The appeals procedure is well established in our judicial system. A court order/judgment is appealed to the next higher court, with the composition of the panels having more judges than the lower courts on each stage of an appeal.
In Pepkor Retirement Fund v Financial Services Board 2003 (6) SA 38, the Supreme Court of Appeal, while contending to keep distinct boundaries between review and appeal, held that material mistake of fact renders a decision reviewable.
Cloete JA at paragraph 35 states: “Hitherto, where jurisdiction is not in issue and there is no obvious transgression of the boundaries within which the functionary has been empowered to make decisions, our courts have not permitted a review solely on the basis of a material mistake of fact on the part of the person who made the decision.
“Judicial intervention has been limited to cases where the decision was arrived at arbitrarily, capriciously or mala fide, or as a result of unwarranted adherence to a fixed principle, or in order to further an ulterior or improper purpose; or where the functionary misconceived the nature of the discretion conferred upon him and took into account irrelevant considerations or ignored relevant ones; or where the decision of the functionary was so grossly unreasonable as to warrant the inference that he had failed to apply his mind to the matter…”
An aggrieved party is not denied their right to have the tribunal decision taken to court. In fact, section 17 provides for the tribunal’s decision to be reviewed by a court. The act is, however, silent on appeal, but does not deny it by way of any specific exclusionary provision, as is the case with the Small Claims Court Act.
The merits of the rulings of the tribunal should be appealable to the courts (material mistake of fact/on the facts and on the law), while the judicial review would still apply to the procedural issues (such as an irregularity).
“The last requirement is that there should be a right to appeal to a court on points of law. Appeal is the not the same as judicial review. While they both allow for reconsideration of administrative decisions, judicial review relates to errors of law, while appeal allows a challenge of the merits of a decision.

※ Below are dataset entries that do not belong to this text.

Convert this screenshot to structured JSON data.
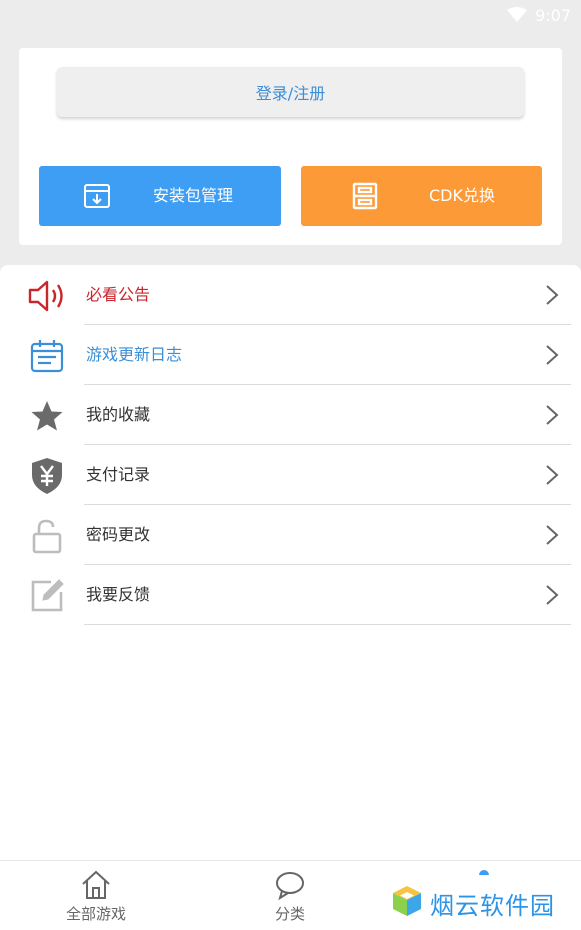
{
  "status_bar": {
    "time": "9:07",
    "icon": "wifi-icon"
  },
  "account": {
    "login_label": "登录/注册"
  },
  "actions": [
    {
      "label": "安装包管理",
      "icon": "package-box-icon",
      "color": "#3e9ef3"
    },
    {
      "label": "CDK兑换",
      "icon": "cdk-card-icon",
      "color": "#fd9a38"
    }
  ],
  "menu": {
    "items": [
      {
        "label": "必看公告",
        "icon": "speaker-icon",
        "color": "#c9252b"
      },
      {
        "label": "游戏更新日志",
        "icon": "calendar-icon",
        "color": "#3a8fd6"
      },
      {
        "label": "我的收藏",
        "icon": "star-icon",
        "color": "#333333"
      },
      {
        "label": "支付记录",
        "icon": "yuan-shield-icon",
        "color": "#333333"
      },
      {
        "label": "密码更改",
        "icon": "unlock-icon",
        "color": "#333333"
      },
      {
        "label": "我要反馈",
        "icon": "edit-icon",
        "color": "#333333"
      }
    ]
  },
  "bottom_nav": {
    "tabs": [
      {
        "label": "全部游戏",
        "icon": "home-icon"
      },
      {
        "label": "分类",
        "icon": "chat-bubble-icon"
      }
    ]
  },
  "watermark": {
    "text": "烟云软件园"
  }
}
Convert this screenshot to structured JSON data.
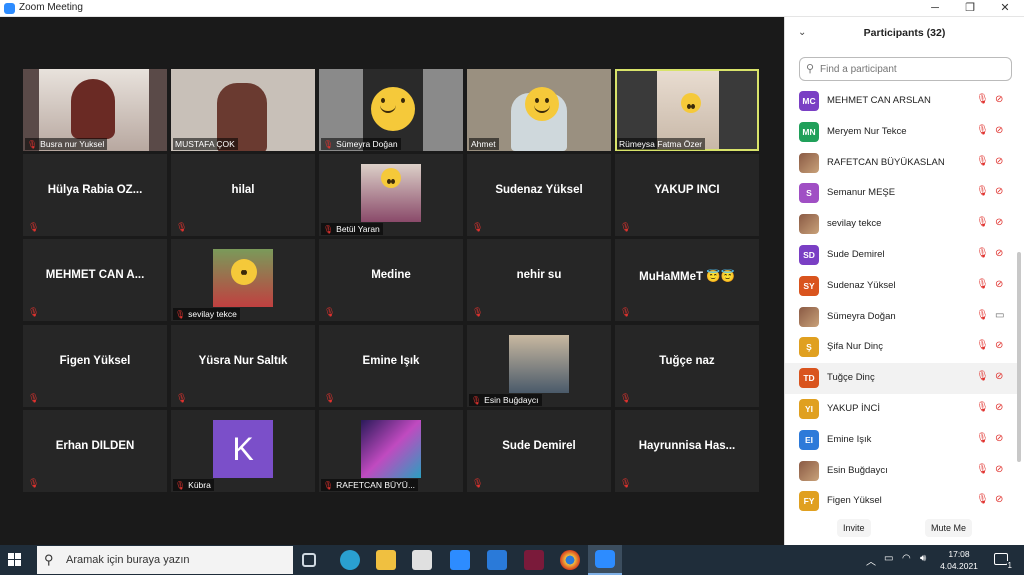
{
  "window": {
    "title": "Zoom Meeting",
    "minimize": "─",
    "maximize": "❐",
    "close": "✕"
  },
  "tiles": [
    {
      "name": "Busra nur Yuksel",
      "muted": true
    },
    {
      "name": "MUSTAFA ÇOK",
      "muted": false
    },
    {
      "name": "Sümeyra Doğan",
      "muted": true
    },
    {
      "name": "Ahmet",
      "muted": false
    },
    {
      "name": "Rümeysa Fatma Özer",
      "muted": false
    },
    {
      "name": "Hülya Rabia ÖZ..."
    },
    {
      "name": "hilal"
    },
    {
      "name": "Betül Yaran"
    },
    {
      "name": "Sudenaz Yüksel"
    },
    {
      "name": "YAKUP İNCİ"
    },
    {
      "name": "MEHMET CAN A..."
    },
    {
      "name": "sevilay tekce"
    },
    {
      "name": "Medine"
    },
    {
      "name": "nehir su"
    },
    {
      "name": "MuHaMMeT 😇😇"
    },
    {
      "name": "Figen Yüksel"
    },
    {
      "name": "Yüsra Nur Saltık"
    },
    {
      "name": "Emine Işık"
    },
    {
      "name": "Esin Buğdaycı"
    },
    {
      "name": "Tuğçe naz"
    },
    {
      "name": "Erhan DILDEN"
    },
    {
      "name": "Kübra",
      "initial": "K"
    },
    {
      "name": "RAFETCAN BÜYÜ..."
    },
    {
      "name": "Sude Demirel"
    },
    {
      "name": "Hayrunnisa Has..."
    }
  ],
  "panel": {
    "title": "Participants (32)",
    "search_placeholder": "Find a participant",
    "invite": "Invite",
    "mute_me": "Mute Me",
    "participants": [
      {
        "initials": "MC",
        "name": "MEHMET CAN ARSLAN",
        "color": "#7a3fc4",
        "video": false
      },
      {
        "initials": "MN",
        "name": "Meryem Nur Tekce",
        "color": "#20a05a",
        "video": false
      },
      {
        "initials": "",
        "name": "RAFETCAN BÜYÜKASLAN",
        "color": "#3a3aa0",
        "video": false,
        "photo": true
      },
      {
        "initials": "S",
        "name": "Semanur MEŞE",
        "color": "#a04fc4",
        "video": false
      },
      {
        "initials": "",
        "name": "sevilay tekce",
        "color": "#c04040",
        "video": false,
        "photo": true
      },
      {
        "initials": "SD",
        "name": "Sude Demirel",
        "color": "#7a3fc4",
        "video": false
      },
      {
        "initials": "SY",
        "name": "Sudenaz Yüksel",
        "color": "#d9541e",
        "video": false
      },
      {
        "initials": "",
        "name": "Sümeyra Doğan",
        "color": "#6a8a4a",
        "video": true,
        "photo": true
      },
      {
        "initials": "Ş",
        "name": "Şifa Nur Dinç",
        "color": "#e0a020",
        "video": false
      },
      {
        "initials": "TD",
        "name": "Tuğçe Dinç",
        "color": "#d9541e",
        "video": false,
        "highlight": true
      },
      {
        "initials": "YI",
        "name": "YAKUP İNCİ",
        "color": "#e0a020",
        "video": false
      },
      {
        "initials": "EI",
        "name": "Emine Işık",
        "color": "#2d7ad9",
        "video": false
      },
      {
        "initials": "",
        "name": "Esin Buğdaycı",
        "color": "#8a6a4a",
        "video": false,
        "photo": true
      },
      {
        "initials": "FY",
        "name": "Figen Yüksel",
        "color": "#e0a020",
        "video": false
      }
    ]
  },
  "taskbar": {
    "search_placeholder": "Aramak için buraya yazın",
    "time": "17:08",
    "date": "4.04.2021",
    "notifications": "1"
  }
}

“In common law jurisdictions where tribunals are an accepted part of the administrative adjudication machinery, the courts continue to play an important supervisory role as a court of appeal. The decisions of administrative bodies and tribunals should be subject to this right of appeal to the courts in order to ensure that the legal system remains essentially unitary.” (MA thesis Administrative Justice and Tribunals in SA: A Commonwealth Comparison, by Gillian Claire Armstrong). is the chairman, Organisation of Civic Rights.
For advice, call Pretty Gumede or Loshni Naidoo at 031 304 6451.
Sayed Iqbal Mohamed